SYDNEY (Reuters) – Australia’s east coast received some respite from drought on Monday after the heaviest showers in weeks, but analysts warned any relief would be temporary without heavier rains.
Nearly half of the state of New South Wales – one of country’s biggest agricultural producing regions – received around 10 mm of rain early on Monday, data from Australia’s Bureau of Meteorology showed.
The showers are a welcome boost for farmers and graziers in the state, 99 percent of which is in drought. Much of New South Wales received just 10 mm over the whole of July.
“Any rain is good rain. It will encourage a bit of pasture growth for livestock producers but without follow-up showers, the impact will be temporary,” said Phin Ziebell, an agribusiness economist at the National Australia Bank.
Short-range weather forecasts show no further showers for at least five days.
Australia’s agricultural production is set to shrink after New South Wales received less than 20 percent of typical rainfall over the past three months.
Australia’s wheat crop is expected to fall to a decade low this season, the country’s chief commodity forecaster said in June, but warned it could fall further without rains.
With the country’s agricultural industry warning of widespread bankruptcies as a result of the drought, Australia’s government on Sunday said it would provide A$190 million ($140 million) in payments to farmers and to support mental health initiatives and community groups.
The country’s peak rural advocacy group, the National Farmers Federation welcomed the package that will cover up to 50 percent of the full cost of transporting fodder and water for stock and taking livestock to pasture, slaughter or sale.
However, some farmers said a cap of A$20,000 per farm business was inadequate.
“In the last quarter we spent A$40,000 on transport bills so we have already reached the capped limit,” said Gavin Moore, a dairy farmer in Glenmore, 79 km (49 miles) south west of Sydney.

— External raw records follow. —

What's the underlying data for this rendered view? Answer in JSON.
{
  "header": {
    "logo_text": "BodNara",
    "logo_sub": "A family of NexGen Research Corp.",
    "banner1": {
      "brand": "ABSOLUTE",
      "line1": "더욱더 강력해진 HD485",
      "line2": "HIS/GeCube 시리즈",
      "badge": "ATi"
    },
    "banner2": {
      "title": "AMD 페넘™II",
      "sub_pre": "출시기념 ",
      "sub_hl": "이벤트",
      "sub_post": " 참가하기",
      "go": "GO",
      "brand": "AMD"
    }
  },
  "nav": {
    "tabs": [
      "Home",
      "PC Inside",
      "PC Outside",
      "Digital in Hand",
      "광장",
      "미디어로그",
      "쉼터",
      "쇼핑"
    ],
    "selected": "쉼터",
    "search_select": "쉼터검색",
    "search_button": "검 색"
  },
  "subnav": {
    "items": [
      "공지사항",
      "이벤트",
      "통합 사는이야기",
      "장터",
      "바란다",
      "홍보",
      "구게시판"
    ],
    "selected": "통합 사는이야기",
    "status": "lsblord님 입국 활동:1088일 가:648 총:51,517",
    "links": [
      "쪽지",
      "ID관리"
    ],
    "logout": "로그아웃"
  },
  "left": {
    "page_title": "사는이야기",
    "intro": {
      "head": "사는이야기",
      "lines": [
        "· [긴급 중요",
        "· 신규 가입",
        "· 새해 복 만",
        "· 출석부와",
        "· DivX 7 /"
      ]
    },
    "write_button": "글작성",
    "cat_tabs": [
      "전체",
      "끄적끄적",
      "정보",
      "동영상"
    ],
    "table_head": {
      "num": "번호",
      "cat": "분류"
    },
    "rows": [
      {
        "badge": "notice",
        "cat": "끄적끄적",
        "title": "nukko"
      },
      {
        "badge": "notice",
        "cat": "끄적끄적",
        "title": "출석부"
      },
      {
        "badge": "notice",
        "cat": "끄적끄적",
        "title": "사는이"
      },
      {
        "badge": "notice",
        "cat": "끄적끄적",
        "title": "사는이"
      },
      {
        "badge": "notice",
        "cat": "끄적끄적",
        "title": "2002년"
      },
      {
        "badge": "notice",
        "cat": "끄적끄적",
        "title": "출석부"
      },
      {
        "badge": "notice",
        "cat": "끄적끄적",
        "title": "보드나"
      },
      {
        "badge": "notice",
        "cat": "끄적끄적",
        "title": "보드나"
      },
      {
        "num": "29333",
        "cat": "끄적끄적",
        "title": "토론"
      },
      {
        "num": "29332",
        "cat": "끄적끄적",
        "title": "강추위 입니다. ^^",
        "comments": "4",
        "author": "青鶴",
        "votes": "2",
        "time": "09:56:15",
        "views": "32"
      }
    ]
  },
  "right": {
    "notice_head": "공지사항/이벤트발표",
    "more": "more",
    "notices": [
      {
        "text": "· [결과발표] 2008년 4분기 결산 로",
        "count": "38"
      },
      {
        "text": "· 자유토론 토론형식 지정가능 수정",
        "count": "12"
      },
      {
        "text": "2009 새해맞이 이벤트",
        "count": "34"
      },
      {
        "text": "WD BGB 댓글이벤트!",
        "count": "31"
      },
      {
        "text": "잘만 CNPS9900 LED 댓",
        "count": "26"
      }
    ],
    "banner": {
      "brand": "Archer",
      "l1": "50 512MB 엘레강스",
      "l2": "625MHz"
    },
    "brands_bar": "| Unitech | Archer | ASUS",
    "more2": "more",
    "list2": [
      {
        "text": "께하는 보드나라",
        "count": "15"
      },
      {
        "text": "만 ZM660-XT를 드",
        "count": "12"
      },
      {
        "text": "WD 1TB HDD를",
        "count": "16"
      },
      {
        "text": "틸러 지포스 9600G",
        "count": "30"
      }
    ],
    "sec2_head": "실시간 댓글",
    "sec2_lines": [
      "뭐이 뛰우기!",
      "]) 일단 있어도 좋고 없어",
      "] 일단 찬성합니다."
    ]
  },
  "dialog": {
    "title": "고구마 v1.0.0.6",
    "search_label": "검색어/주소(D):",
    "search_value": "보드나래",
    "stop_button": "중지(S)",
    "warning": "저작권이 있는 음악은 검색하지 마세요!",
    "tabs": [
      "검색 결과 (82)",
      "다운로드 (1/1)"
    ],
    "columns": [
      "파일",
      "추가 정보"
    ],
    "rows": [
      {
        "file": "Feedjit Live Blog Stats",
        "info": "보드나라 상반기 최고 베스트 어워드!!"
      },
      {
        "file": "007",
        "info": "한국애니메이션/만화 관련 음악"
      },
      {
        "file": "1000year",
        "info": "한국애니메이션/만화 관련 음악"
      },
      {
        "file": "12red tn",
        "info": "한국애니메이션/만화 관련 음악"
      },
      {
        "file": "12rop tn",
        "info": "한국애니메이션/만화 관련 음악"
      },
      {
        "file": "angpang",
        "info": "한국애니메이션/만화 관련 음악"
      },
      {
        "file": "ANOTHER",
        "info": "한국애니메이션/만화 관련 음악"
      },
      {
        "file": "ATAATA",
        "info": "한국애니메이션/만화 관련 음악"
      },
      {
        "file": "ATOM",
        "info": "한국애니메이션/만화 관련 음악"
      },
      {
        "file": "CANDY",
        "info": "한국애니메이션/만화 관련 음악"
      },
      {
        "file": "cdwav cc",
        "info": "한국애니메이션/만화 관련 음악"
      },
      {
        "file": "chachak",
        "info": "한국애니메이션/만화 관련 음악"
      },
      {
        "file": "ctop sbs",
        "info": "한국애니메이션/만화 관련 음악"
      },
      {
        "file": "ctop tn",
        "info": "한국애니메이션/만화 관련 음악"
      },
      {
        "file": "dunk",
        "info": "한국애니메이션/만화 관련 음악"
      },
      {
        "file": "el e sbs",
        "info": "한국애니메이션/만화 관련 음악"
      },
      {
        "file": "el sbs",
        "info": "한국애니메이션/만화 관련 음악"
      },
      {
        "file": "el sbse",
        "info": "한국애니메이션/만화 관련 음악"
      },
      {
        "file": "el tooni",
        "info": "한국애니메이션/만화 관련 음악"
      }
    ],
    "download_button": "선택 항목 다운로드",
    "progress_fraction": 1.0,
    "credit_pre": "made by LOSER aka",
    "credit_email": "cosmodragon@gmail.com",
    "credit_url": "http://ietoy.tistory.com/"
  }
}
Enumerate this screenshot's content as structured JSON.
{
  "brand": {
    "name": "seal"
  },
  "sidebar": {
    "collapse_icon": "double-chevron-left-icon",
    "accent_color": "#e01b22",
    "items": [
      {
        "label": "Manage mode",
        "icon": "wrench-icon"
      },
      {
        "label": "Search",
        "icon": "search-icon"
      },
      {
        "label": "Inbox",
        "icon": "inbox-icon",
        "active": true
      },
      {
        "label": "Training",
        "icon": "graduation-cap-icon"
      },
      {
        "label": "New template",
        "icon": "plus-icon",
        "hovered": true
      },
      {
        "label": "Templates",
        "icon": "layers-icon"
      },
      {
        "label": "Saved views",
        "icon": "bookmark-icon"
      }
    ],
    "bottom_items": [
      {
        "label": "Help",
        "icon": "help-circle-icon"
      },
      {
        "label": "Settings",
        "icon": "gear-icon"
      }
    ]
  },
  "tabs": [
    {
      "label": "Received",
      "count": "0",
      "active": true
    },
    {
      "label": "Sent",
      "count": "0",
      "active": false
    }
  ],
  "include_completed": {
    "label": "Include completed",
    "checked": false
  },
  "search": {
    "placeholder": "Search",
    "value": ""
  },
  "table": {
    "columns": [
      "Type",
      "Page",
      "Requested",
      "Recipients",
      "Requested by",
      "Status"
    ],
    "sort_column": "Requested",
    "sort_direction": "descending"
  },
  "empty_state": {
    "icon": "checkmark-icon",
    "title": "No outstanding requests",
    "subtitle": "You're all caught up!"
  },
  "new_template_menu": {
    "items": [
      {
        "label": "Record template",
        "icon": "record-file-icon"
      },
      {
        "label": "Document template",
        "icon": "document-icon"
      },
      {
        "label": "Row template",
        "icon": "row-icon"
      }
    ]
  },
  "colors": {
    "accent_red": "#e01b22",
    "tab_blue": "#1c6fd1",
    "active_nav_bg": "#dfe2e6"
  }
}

($1 = 1.3524 Australian dollars)
(Reporting by Colin Packham; editing by Richard Pullin)